Robin Davidson: I know you haven’t necessarily been doing this for a lot of years, but you’ve certainly helped a lot of clients in a very short amount of time. Can you tell me about a moment or a client aside from the first one …
Dorothy Tegeler: [LAUGHTER]
Robin Davidson: … that’s been especially meaningful during this work?
Dorothy Tegeler: Yeah, so … one of the clients, actually, who was part of this in absentia report that we were talking about earlier. She is really inspiring to me because, you know, she came here, her brothers were murdered in her country … she came here with her 3-year-old daughter after she got death threats. She was detained. She got out of detention, and then she was trying to find a lawyer. She found this man who said he was an attorney, but he wasn’t. And he took thousands of dollars from her, told her she didn’t have to go her court hearing and so she lost her case and got a deportation order.
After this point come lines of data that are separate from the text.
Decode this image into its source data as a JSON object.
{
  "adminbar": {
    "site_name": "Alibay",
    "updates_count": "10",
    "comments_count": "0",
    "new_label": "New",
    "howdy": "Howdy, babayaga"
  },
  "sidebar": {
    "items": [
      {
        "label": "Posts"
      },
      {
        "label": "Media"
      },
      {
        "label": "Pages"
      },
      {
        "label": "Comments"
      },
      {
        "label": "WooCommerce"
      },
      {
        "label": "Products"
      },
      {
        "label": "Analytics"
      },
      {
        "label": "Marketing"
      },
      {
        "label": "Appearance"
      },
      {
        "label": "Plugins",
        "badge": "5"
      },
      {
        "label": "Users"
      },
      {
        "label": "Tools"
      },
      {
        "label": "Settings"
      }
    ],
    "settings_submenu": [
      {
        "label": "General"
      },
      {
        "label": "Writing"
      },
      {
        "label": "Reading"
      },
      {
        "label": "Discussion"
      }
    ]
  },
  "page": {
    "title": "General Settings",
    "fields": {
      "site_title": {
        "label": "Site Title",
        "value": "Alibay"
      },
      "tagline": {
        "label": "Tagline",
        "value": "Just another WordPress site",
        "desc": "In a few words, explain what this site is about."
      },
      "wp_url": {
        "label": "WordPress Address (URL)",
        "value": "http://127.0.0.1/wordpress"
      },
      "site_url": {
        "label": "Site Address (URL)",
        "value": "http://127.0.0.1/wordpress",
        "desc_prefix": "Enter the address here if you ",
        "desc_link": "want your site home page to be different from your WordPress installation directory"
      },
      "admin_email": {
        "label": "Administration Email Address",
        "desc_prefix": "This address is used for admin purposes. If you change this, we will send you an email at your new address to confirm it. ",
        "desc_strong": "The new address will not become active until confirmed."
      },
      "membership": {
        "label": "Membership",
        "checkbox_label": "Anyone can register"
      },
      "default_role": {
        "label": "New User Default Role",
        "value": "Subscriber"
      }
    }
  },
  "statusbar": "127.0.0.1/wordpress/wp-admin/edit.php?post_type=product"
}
At that point a friend of hers told her about ASAP’s online community. She joined; she met us. Kind of, got together on a very short timeline to try to reopen her case. And we were able to do that. We were able to reopen her case and give her another chance to seek asylum. And she … I think what really inspires me about her is that then she kind of came back to the online group, and she posted and told everyone what had happened and said “if you’re in this group and you’ve been the victim of fraud, don’t be scared. Seek help.” And she sort of continued to support newer members of the group — people who’ve recently arrived and are trying to navigate this system. So, she’s someone I’m really glad we were able to connect with and help, and it’s really great to see her kind of moving forward and helping other people in the group.
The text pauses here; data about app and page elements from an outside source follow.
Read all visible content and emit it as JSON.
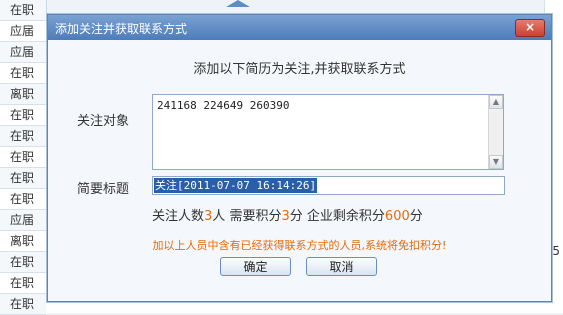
{
  "background": {
    "row_status": [
      "在职",
      "应届",
      "应届",
      "在职",
      "离职",
      "在职",
      "在职",
      "在职",
      "在职",
      "在职",
      "应届",
      "离职",
      "在职",
      "在职",
      "在职"
    ],
    "right_edge_text": "5"
  },
  "dialog": {
    "title": "添加关注并获取联系方式",
    "close_symbol": "×",
    "heading": "添加以下简历为关注,并获取联系方式",
    "target_label": "关注对象",
    "target_value": "241168 224649 260390",
    "summary_label": "简要标题",
    "summary_value": "关注[2011-07-07 16:14:26]",
    "stats": {
      "count_label": "关注人数",
      "count": "3",
      "count_unit": "人",
      "need_label": "需要积分",
      "need": "3",
      "need_unit": "分",
      "remain_label": "企业剩余积分",
      "remain": "600",
      "remain_unit": "分"
    },
    "warning": "加以上人员中含有已经获得联系方式的人员,系统将免扣积分!",
    "ok_label": "确定",
    "cancel_label": "取消"
  },
  "colors": {
    "titlebar": "#4d7cba",
    "accent_orange": "#e46c0a",
    "selection": "#2a5ea8"
  }
}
Robin Davidson: It sounds like the work that you’re doing to connect these people to each other so that they can continue to influence each other’s lives, and sort of empower themselves a little bit, sounds as meaningful as the legal work itself.
Dorothy Tegeler: Yeah, absolutely! I think these are people who are often pretty isolated in the communities they’re living in. And to be able to connect to this network of people around the country who are going through similar experiences is pretty powerful. We created the group to be more of the legal help desk, but it’s really become this real community. And I do think that that is just as if not more powerful than the legal part of it.
Robin Davidson: Thank you so much for joining us and telling us all about ASAP and the work that you’re doing.